When using a deicer it seems you should use as little as possible to get the job done and no more.

To melt ice with salt as effective as possible prepare the area first by scraping or shoveling away as much snow and ice as possible.

Then choose the best type of ice melt for your driveway (and climate) and spread it lightly and evenly over the ice. For a more even spread you can even create a brine solution to spray over the ice.

Click here to learn how to apply ice melt for the best results.

Once Melted Wash Away The Ice Melt Using A Hose

Ice melt usually only takes 20-30 minutes to start working and most of the ice is gone fairly quickly, especially in warmer weather.

It is advised that once the ice melt has done it's job and your driveway or pavement is freeze from ice you should wash it thoroughly with a hose.

Hosing off your concrete will wash away a lot of the salt brine, lowering the concentration of brine and protecting your driveway from the damage potentials mentioned above.

Use Sand or Other Abrasive Materials Instead of Traditional Ice Melt

There are a variety of methods to remove ice from a driveway without salt and you can try a variety of these if you want, but all deicers have similar problems when it comes to concrete.

Another good alternative is to use sand, clay, kitty litter or some other abrasive material to provide traction on top of the ice.

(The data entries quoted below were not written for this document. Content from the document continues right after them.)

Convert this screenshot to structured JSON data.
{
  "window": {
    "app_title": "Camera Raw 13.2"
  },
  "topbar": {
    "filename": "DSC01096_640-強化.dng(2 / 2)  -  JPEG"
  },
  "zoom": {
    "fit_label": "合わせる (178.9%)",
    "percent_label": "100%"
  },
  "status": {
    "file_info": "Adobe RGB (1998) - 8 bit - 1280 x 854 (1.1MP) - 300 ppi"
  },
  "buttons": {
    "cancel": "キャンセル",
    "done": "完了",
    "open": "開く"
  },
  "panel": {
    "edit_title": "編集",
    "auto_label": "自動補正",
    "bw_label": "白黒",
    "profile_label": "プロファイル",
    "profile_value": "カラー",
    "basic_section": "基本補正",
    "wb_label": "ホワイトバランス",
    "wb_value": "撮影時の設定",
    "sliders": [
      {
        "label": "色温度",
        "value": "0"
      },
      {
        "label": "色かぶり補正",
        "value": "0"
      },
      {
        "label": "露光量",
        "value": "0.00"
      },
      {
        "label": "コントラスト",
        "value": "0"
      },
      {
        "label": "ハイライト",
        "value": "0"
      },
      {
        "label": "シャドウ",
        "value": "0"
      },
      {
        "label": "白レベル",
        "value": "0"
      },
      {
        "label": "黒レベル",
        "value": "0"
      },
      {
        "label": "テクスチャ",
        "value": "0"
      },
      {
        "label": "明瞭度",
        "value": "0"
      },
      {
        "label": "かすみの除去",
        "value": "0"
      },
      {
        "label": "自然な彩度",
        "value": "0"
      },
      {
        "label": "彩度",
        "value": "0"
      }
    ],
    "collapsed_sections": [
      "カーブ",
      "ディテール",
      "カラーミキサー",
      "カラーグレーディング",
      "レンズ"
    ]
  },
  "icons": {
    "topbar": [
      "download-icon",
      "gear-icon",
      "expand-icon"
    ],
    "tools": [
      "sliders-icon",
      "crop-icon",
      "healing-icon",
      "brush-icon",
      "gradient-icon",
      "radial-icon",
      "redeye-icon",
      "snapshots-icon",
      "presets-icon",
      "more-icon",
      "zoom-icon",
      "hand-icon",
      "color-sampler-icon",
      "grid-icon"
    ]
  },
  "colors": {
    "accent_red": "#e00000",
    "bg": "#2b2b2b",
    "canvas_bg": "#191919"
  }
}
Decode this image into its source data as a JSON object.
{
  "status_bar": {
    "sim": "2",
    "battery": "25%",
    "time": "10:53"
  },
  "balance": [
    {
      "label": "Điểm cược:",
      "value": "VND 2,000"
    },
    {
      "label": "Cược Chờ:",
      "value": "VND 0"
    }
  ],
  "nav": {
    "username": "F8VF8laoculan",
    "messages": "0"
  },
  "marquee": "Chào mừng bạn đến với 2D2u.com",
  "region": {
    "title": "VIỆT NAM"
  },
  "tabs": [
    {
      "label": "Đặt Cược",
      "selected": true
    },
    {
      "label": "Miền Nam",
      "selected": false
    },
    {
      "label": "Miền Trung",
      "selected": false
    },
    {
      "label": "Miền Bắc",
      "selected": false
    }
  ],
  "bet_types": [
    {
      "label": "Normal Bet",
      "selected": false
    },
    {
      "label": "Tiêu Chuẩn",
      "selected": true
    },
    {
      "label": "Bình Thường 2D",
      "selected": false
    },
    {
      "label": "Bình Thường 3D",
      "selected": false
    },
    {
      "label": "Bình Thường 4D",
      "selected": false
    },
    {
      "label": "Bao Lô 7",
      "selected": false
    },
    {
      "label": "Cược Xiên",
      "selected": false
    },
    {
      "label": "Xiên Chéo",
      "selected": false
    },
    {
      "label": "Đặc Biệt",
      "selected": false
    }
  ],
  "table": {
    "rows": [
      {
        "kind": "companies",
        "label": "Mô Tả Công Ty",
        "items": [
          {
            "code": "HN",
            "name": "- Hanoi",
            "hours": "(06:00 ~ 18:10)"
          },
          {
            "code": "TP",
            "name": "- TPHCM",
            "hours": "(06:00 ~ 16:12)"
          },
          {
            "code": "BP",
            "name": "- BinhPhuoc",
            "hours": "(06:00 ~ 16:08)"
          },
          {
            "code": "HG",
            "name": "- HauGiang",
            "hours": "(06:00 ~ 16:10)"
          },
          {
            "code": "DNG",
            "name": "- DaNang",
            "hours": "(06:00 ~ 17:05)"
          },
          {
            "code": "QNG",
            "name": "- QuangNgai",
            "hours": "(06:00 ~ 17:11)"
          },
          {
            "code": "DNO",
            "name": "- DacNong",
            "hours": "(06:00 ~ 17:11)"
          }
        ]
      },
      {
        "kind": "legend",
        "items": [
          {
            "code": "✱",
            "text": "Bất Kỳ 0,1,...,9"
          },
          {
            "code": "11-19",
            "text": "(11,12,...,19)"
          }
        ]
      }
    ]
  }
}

This won't melt the ice but it'll reduce the chances of slipping happening.

For best results use wet sand (so the sand doesn't blow away) or you can even mix sand with a low concentration of ice melt to help the sand melt into and stick in the ice.

This won't melt the ice much, nor damage your concrete much, but it'll stop the sand from freezing and help to provide better traction, especially in very cold climates.


Take everything I say with a grain of salt (pun intended haha) and always look to the research yourself when making decisions.

Here are some of the helpful resources and academic papers I used when doing research for this article:

105-M70 – Effects of Deicers on Concrete Deterioration by David Darwin, JoAnn Browning, Lien Gong, and Sean R. Hughes

302.1R-15 Guide to Concrete Floor and Slab Construction (Reported by ACI Committee 302)

Avoid Salting The First Winter by Concrete Construction

Studies of “Salt” Scaling of Concrete by Portland Cement Association